You work for a company for 30 years, acquire a skill, and then join a new, smaller company doing the same job. You think you have reached a certain level of success. But, no, you have not. That is Teresa Jackson’s exprience. She worked for the Scooter Store in Newe Braunfels, Texas for over 31 years as a sales representative. She left to join Patient’s Choice, LLP of Arlington Heights, Illinois. Patient’s Choice is a competitor of the Scooter Store.
The Scooter Store sent a cease and desist letter to Ms. jackson and filed suit. They later added Patient’s Choice to the lawsuit. So, Patient’s Choice fired Ms. Jackson to get out of the lawsuit. Patient’s Choice offered to rehire Ms. Jackson if she settled the case with the Scooter Store. But, she reached an agreement with Scooter Store not to work for any competitors for two years. She said she tried to find a lawyer to help her. She spoke to 17 lawyers but could not find anyone to help her.

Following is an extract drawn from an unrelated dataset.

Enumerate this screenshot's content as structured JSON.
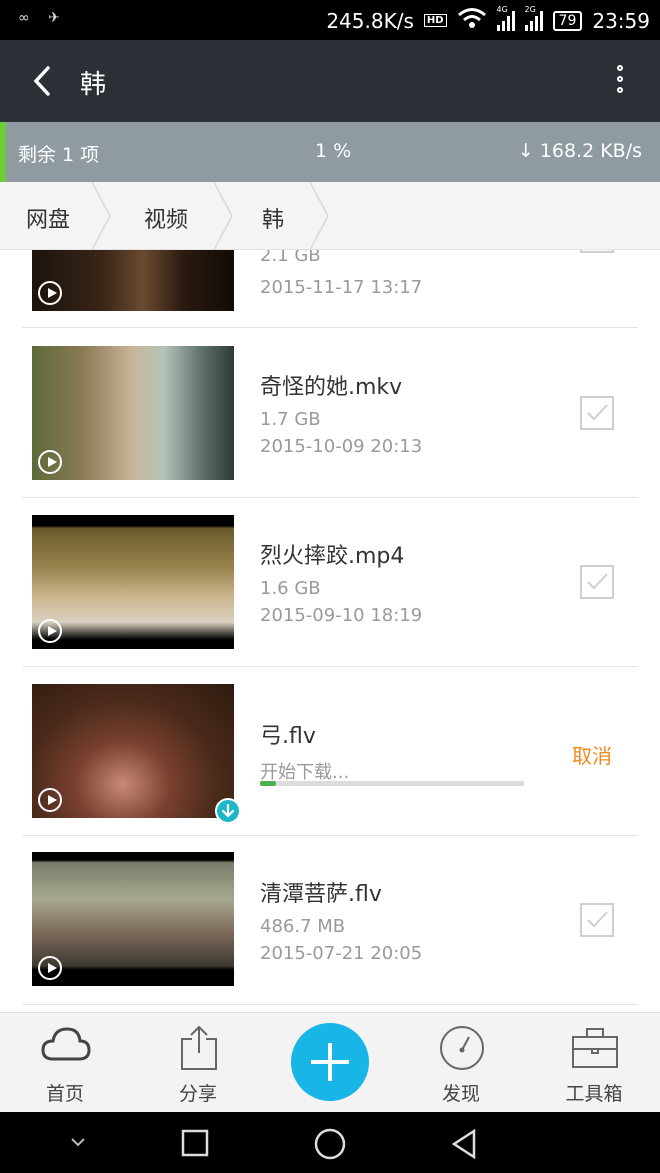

The Scooter Store said it would suffer irreparable injury if Ms. Jackson was not stopped. Meaning apparently, that the Scooter Store sought a temporary restraining order stopping her from selling scooters for any competitors. Ms. Jackson denies the Store’s claims. She says she has no trade secrets. She just knocks on doctor’s doors until someone buys a scooter. Ms. Jackson says she was railroaded.
I am sure she is correct. Ms. Jackson must have signed a non-compete agreement with the Scooter Store. Texas has a statute that addresses the permissible limits of a non-compete agreement. Judges impose some limits. But, still a valid non-compete agreement will impose a time limit and a geographic limit on a worker going to work for a competitor. Two years is about as long as any court will allow such an agreement. The geographic limits can include states or regions. The law, in effect, recognizes a temporary, local sort of slavery. It is part of the price we pay to support businesses and "job growth."

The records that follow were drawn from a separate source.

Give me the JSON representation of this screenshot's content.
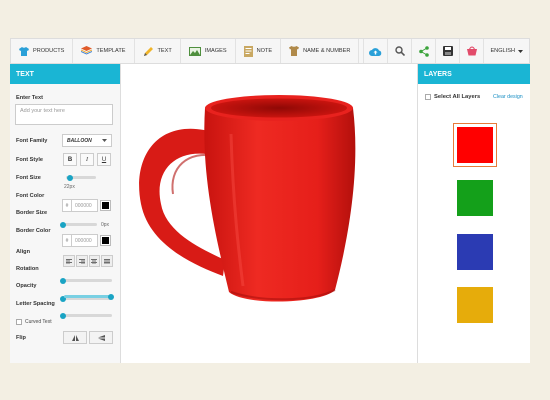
{
  "toolbar": {
    "items": [
      {
        "label": "PRODUCTS",
        "icon": "tshirt-icon"
      },
      {
        "label": "TEMPLATE",
        "icon": "layers-icon"
      },
      {
        "label": "TEXT",
        "icon": "pencil-icon"
      },
      {
        "label": "IMAGES",
        "icon": "image-icon"
      },
      {
        "label": "NOTE",
        "icon": "note-icon"
      },
      {
        "label": "NAME & NUMBER",
        "icon": "jersey-icon"
      }
    ],
    "actions": [
      "upload-cloud-icon",
      "zoom-icon",
      "share-icon",
      "save-icon",
      "cart-icon"
    ],
    "language": "ENGLISH"
  },
  "left_panel": {
    "title": "TEXT",
    "enter_text_label": "Enter Text",
    "text_placeholder": "Add your text here",
    "font_family_label": "Font Family",
    "font_family_value": "BALLOON",
    "font_style_label": "Font Style",
    "style_buttons": [
      "B",
      "I",
      "U"
    ],
    "font_size_label": "Font Size",
    "font_size_value": "22px",
    "font_color_label": "Font Color",
    "font_color_hex": "000000",
    "border_size_label": "Border Size",
    "border_size_value": "0px",
    "border_color_label": "Border Color",
    "border_color_hex": "000000",
    "align_label": "Align",
    "rotation_label": "Rotation",
    "opacity_label": "Opacity",
    "letter_spacing_label": "Letter Spacing",
    "curved_text_label": "Curved Text",
    "flip_label": "Flip",
    "hash": "#",
    "sliders": {
      "font_size": 0.1,
      "rotation": 0.0,
      "opacity": 0.0,
      "letter_spacing": 1.0,
      "curved": 0.0,
      "border_size": 0.0
    }
  },
  "canvas": {
    "product": "mug",
    "mug_color": "#e8221e"
  },
  "right_panel": {
    "title": "LAYERS",
    "select_all_label": "Select All Layers",
    "clear_label": "Clear design",
    "layer_colors": [
      "#ff0000",
      "#14a01a",
      "#2b3bb3",
      "#e6ac0b"
    ]
  },
  "colors": {
    "accent": "#1ab5d4",
    "selected_border": "#e87a3a"
  }
}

As I have explained to many potential clients, there is no guarantee that the law will be fair. Ms. Jackson cannot work for a competitor for two years. She cannot do work in which she has surely found some success. But, in the meantime, she must pay her bills and will likely end up in a new industry doing some new job for much less pay. In two years, employers like People’s Choice may not want her skills. See San Antonio Express News report.
Yes, its is hard to find an employment lawyer. We are out here. But, even if Ms. Jackson did find one of us, there may have ben nothing anyone could do. Most employers know how to draft a non-compete agreement to make it binding. The NFL has free agency. Local business does not.